Refugees would support dictatorship in Germany, share values with AfD & Pegida – poll
An astonishing conclusion – probably able to shift popular imagination on migrants’ mindset – has been made by a Berlin-based High School for Media, Communication and Economics (HMKW), which released its comprehensive poll called ‘Refugees 2016’ on Monday.
While the majority of refugees said they support democracy and freedom of speech, paradoxically, 64 percent of them believe the best type of state should include “a leader who governs Germany with a strong arm for the sake of all.”
The same number of migrants said it is critically important for any society “to maintain law and order, and, when necessary, through coercion.”
Many refugees believe that “what Germany needs now is a united strong party which embodies people’s community,” the study concluded, and that in certain circumstances dictatorship is the best type of state.
Though the study embraced nearly 1,000 respondents and is not fully representative, it offers an insight into what refugees stand for and what they believe in. Dr. Ronald Freytag of the HMKW, who authored the survey, said that never before migrants’ values and political beliefs were in focus of in-depth research.
In an apparent reference to conservative values, 43 percent of refugees said they do not welcome same-sex relationships and would not like to have gays as neighbors.
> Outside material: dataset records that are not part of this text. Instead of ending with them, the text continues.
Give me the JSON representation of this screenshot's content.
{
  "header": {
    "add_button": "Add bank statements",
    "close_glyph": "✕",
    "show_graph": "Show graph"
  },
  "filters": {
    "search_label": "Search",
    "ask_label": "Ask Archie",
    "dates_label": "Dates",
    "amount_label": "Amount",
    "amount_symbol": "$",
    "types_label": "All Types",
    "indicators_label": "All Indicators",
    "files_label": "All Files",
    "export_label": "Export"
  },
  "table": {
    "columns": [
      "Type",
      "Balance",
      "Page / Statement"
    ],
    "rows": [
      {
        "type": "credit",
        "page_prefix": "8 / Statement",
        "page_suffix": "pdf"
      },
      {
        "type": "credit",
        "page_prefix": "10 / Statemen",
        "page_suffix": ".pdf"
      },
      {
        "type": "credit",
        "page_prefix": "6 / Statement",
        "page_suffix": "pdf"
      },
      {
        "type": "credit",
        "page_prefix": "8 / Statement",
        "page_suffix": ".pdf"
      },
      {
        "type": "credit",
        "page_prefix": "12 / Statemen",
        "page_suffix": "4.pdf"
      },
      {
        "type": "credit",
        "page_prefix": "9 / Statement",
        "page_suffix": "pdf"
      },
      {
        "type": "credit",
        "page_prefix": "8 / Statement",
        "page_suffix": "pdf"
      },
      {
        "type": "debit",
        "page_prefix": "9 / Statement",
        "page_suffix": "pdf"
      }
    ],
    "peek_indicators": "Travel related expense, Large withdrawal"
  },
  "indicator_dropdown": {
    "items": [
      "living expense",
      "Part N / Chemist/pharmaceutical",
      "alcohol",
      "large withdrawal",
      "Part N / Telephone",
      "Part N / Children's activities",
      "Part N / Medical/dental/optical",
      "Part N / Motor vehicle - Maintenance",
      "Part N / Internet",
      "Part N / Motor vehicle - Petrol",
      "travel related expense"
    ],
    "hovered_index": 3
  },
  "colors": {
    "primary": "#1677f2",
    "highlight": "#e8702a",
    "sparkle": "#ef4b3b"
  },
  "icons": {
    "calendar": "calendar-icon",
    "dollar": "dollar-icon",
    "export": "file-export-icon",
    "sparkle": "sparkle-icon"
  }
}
Nearly half of those interviewed – 48 percent – believed that having sex before marriage “is a sin.”
An absolute majority of migrants, which amounted for 87 percent, agreed to a statement that “religion is a private issue,” but only 13 percent would welcome an inter-faith marriage between a Muslim and a Christian.
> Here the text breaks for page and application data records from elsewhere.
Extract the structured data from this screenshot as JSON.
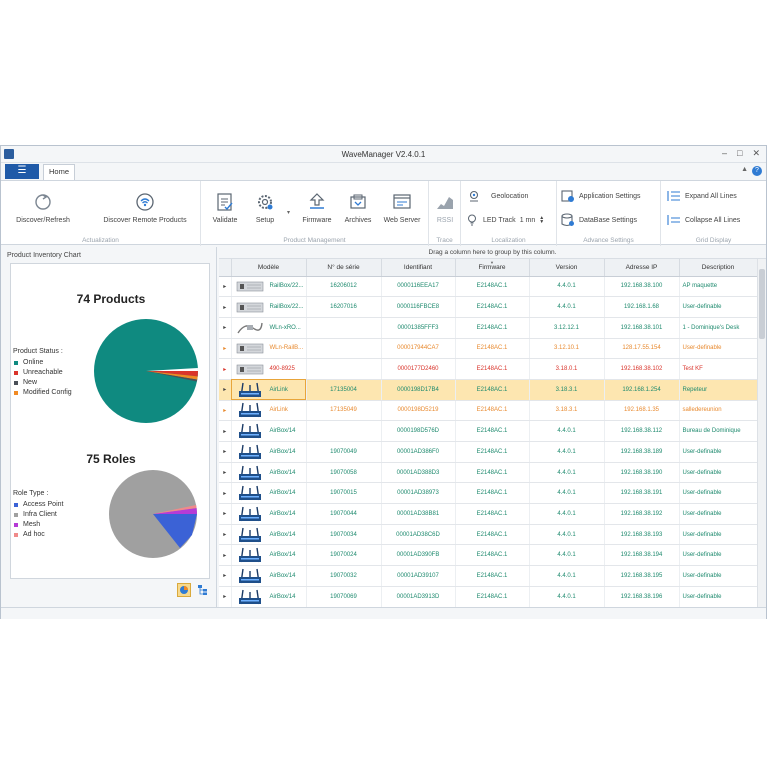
{
  "window": {
    "title": "WaveManager V2.4.0.1",
    "controls": [
      "–",
      "□",
      "✕"
    ]
  },
  "tabs": {
    "file_menu": "☰",
    "home": "Home",
    "help": "?",
    "collapse_ribbon": "▲"
  },
  "ribbon": {
    "actualization": {
      "label": "Actualization",
      "discover_refresh": "Discover/Refresh",
      "discover_remote": "Discover Remote Products"
    },
    "product_management": {
      "label": "Product Management",
      "validate": "Validate",
      "setup": "Setup",
      "firmware": "Firmware",
      "archives": "Archives",
      "web_server": "Web Server"
    },
    "trace": {
      "label": "Trace",
      "rssi": "RSSI"
    },
    "localization": {
      "label": "Localization",
      "geolocation": "Geolocation",
      "led_track": "LED Track",
      "led_track_value": "1 mn"
    },
    "advance_settings": {
      "label": "Advance Settings",
      "application_settings": "Application Settings",
      "database_settings": "DataBase Settings"
    },
    "grid_display": {
      "label": "Grid Display",
      "expand_all": "Expand All Lines",
      "collapse_all": "Collapse All Lines"
    }
  },
  "left_panel": {
    "title": "Product Inventory Chart",
    "products_chart": {
      "title": "74 Products",
      "legend_title": "Product Status :",
      "legend": [
        {
          "label": "Online",
          "color": "#0f8a80"
        },
        {
          "label": "Unreachable",
          "color": "#d9342b"
        },
        {
          "label": "New",
          "color": "#4a4f57"
        },
        {
          "label": "Modified Config",
          "color": "#f08a24"
        }
      ]
    },
    "roles_chart": {
      "title": "75 Roles",
      "legend_title": "Role Type :",
      "legend": [
        {
          "label": "Access Point",
          "color": "#3b62d6"
        },
        {
          "label": "Infra Client",
          "color": "#a0a0a0"
        },
        {
          "label": "Mesh",
          "color": "#b53bd6"
        },
        {
          "label": "Ad hoc",
          "color": "#f08a8a"
        }
      ]
    }
  },
  "grid": {
    "group_hint": "Drag a column here to group by this column.",
    "columns": [
      "Modèle",
      "N° de série",
      "Identifiant",
      "Firmware",
      "Version",
      "Adresse IP",
      "Description"
    ],
    "rows": [
      {
        "model": "RailBox/22...",
        "serial": "16206012",
        "id": "0000116EEA17",
        "firmware": "E2148AC.1",
        "version": "4.4.0.1",
        "ip": "192.168.38.100",
        "desc": "AP maquette",
        "status": "online",
        "device": "railbox"
      },
      {
        "model": "RailBox/22...",
        "serial": "16207016",
        "id": "0000116FBCE8",
        "firmware": "E2148AC.1",
        "version": "4.4.0.1",
        "ip": "192.168.1.68",
        "desc": "User-definable",
        "status": "online",
        "device": "railbox"
      },
      {
        "model": "WLn-xRO...",
        "serial": "",
        "id": "00001385FFF3",
        "firmware": "E2148AC.1",
        "version": "3.12.12.1",
        "ip": "192.168.38.101",
        "desc": "1 - Dominique's Desk",
        "status": "online",
        "device": "cable"
      },
      {
        "model": "WLn-RailB...",
        "serial": "",
        "id": "000017944CA7",
        "firmware": "E2148AC.1",
        "version": "3.12.10.1",
        "ip": "128.17.55.154",
        "desc": "User-definable",
        "status": "warn",
        "device": "railbox"
      },
      {
        "model": "490-8925",
        "serial": "",
        "id": "0000177D2460",
        "firmware": "E2148AC.1",
        "version": "3.18.0.1",
        "ip": "192.168.38.102",
        "desc": "Test KF",
        "status": "red",
        "device": "railbox"
      },
      {
        "model": "AirLink",
        "serial": "17135004",
        "id": "0000198D17B4",
        "firmware": "E2148AC.1",
        "version": "3.18.3.1",
        "ip": "192.168.1.254",
        "desc": "Repeteur",
        "status": "sel",
        "device": "airbox"
      },
      {
        "model": "AirLink",
        "serial": "17135049",
        "id": "0000198D5219",
        "firmware": "E2148AC.1",
        "version": "3.18.3.1",
        "ip": "192.168.1.35",
        "desc": "salledereunion",
        "status": "warn",
        "device": "airbox"
      },
      {
        "model": "AirBox/14",
        "serial": "",
        "id": "0000198D576D",
        "firmware": "E2148AC.1",
        "version": "4.4.0.1",
        "ip": "192.168.38.112",
        "desc": "Bureau de Dominique",
        "status": "online",
        "device": "airbox"
      },
      {
        "model": "AirBox/14",
        "serial": "19070049",
        "id": "00001AD386F0",
        "firmware": "E2148AC.1",
        "version": "4.4.0.1",
        "ip": "192.168.38.189",
        "desc": "User-definable",
        "status": "online",
        "device": "airbox"
      },
      {
        "model": "AirBox/14",
        "serial": "19070058",
        "id": "00001AD388D3",
        "firmware": "E2148AC.1",
        "version": "4.4.0.1",
        "ip": "192.168.38.190",
        "desc": "User-definable",
        "status": "online",
        "device": "airbox"
      },
      {
        "model": "AirBox/14",
        "serial": "19070015",
        "id": "00001AD38973",
        "firmware": "E2148AC.1",
        "version": "4.4.0.1",
        "ip": "192.168.38.191",
        "desc": "User-definable",
        "status": "online",
        "device": "airbox"
      },
      {
        "model": "AirBox/14",
        "serial": "19070044",
        "id": "00001AD38B81",
        "firmware": "E2148AC.1",
        "version": "4.4.0.1",
        "ip": "192.168.38.192",
        "desc": "User-definable",
        "status": "online",
        "device": "airbox"
      },
      {
        "model": "AirBox/14",
        "serial": "19070034",
        "id": "00001AD38C6D",
        "firmware": "E2148AC.1",
        "version": "4.4.0.1",
        "ip": "192.168.38.193",
        "desc": "User-definable",
        "status": "online",
        "device": "airbox"
      },
      {
        "model": "AirBox/14",
        "serial": "19070024",
        "id": "00001AD390FB",
        "firmware": "E2148AC.1",
        "version": "4.4.0.1",
        "ip": "192.168.38.194",
        "desc": "User-definable",
        "status": "online",
        "device": "airbox"
      },
      {
        "model": "AirBox/14",
        "serial": "19070032",
        "id": "00001AD39107",
        "firmware": "E2148AC.1",
        "version": "4.4.0.1",
        "ip": "192.168.38.195",
        "desc": "User-definable",
        "status": "online",
        "device": "airbox"
      },
      {
        "model": "AirBox/14",
        "serial": "19070069",
        "id": "00001AD3913D",
        "firmware": "E2148AC.1",
        "version": "4.4.0.1",
        "ip": "192.168.38.196",
        "desc": "User-definable",
        "status": "online",
        "device": "airbox"
      }
    ]
  }
}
Quite surprisingly, though, 65 percent were in favor of alcohol consumption, and 52 percent for an opportunity to convert from one faith to another.
“Religious fanaticism is not a typical value among refugees,” the study stressed, referring to 77 percent of male migrants welcoming gender equality.
“Political views of refugees are rather similar to those of the AfD [party] and PEGIDA [movement],” the scientific paper said in conclusion.
The findings turn out to be mind-blowing, given that both far-right groups view migration and refugee flows as the most dangerous threat to what they call Germany’s Christian identity and traditional culture.
Recent polls suggested that some 60 percent of people believe that Islam cannot be part of the Germany, while considerable amount of Germans would not like construction of new mosques throughout the country.